Supplied material:

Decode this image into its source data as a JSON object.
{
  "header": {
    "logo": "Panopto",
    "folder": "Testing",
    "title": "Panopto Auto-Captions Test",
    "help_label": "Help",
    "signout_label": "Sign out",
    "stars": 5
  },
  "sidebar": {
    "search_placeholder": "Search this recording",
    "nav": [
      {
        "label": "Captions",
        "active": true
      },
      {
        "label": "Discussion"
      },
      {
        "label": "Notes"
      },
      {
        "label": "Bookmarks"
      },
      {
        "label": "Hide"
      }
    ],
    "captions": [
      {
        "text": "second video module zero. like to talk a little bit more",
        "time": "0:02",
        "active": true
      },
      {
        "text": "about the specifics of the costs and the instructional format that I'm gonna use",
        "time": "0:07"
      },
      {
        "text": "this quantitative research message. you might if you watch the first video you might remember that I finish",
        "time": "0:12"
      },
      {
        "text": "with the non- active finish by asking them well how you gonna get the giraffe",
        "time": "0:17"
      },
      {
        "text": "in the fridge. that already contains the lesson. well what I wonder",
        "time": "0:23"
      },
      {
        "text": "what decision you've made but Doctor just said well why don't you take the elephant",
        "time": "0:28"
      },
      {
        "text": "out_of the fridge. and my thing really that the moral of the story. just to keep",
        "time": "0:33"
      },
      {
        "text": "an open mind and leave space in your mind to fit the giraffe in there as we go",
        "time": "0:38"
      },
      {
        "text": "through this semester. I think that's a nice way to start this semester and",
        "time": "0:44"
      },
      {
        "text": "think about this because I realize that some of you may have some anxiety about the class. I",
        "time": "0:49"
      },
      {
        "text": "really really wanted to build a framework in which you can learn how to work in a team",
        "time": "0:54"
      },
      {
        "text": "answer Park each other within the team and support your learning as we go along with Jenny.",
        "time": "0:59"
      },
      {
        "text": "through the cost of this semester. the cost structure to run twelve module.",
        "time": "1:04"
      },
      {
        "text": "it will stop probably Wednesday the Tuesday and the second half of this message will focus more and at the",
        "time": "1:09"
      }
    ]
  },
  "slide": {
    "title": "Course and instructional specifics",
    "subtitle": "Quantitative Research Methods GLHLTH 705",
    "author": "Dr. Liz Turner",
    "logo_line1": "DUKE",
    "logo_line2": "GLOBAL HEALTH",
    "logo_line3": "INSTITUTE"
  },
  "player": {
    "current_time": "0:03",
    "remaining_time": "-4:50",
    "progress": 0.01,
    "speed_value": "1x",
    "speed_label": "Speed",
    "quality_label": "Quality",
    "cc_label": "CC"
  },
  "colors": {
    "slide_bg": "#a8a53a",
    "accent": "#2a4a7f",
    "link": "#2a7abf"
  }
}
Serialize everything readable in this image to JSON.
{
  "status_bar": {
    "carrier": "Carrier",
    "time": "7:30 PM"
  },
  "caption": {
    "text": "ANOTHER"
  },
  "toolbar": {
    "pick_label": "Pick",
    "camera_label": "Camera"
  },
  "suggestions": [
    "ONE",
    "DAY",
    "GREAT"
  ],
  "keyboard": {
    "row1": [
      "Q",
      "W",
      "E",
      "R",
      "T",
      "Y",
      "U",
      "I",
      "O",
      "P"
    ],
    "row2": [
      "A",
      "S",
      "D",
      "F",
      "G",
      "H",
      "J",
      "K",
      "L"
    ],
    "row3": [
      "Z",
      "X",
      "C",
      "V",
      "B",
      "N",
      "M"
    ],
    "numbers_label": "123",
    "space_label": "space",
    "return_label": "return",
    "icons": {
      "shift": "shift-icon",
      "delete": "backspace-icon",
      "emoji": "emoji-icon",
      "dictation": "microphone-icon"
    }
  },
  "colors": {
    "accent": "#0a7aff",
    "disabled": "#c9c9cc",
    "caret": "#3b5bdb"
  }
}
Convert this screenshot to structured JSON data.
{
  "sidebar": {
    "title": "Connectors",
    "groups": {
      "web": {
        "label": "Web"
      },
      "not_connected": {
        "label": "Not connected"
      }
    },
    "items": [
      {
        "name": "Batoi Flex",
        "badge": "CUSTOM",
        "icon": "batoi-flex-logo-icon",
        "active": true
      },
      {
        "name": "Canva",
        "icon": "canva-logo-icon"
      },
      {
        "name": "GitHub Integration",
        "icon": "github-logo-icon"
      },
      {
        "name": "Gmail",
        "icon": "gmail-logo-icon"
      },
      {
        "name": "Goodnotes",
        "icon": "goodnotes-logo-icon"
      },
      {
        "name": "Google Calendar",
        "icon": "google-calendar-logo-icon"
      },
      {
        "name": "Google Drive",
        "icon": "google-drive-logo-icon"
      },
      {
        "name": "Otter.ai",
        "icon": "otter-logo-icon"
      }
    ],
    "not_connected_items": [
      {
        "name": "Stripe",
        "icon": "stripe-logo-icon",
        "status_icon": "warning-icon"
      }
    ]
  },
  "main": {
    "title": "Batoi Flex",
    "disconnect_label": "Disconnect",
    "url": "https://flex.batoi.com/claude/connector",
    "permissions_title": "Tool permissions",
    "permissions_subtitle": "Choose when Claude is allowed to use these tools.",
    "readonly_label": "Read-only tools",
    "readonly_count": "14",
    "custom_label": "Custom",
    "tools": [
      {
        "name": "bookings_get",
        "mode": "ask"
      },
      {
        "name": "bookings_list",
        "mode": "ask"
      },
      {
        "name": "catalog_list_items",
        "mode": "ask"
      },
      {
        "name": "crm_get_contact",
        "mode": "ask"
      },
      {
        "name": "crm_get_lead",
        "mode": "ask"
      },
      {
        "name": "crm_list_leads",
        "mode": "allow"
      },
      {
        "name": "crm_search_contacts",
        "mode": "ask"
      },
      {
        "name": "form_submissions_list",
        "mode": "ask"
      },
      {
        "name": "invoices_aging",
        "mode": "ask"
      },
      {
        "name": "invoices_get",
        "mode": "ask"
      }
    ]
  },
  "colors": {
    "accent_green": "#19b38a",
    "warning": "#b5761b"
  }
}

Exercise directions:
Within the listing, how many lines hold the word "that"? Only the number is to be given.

Solution to the exercise:
6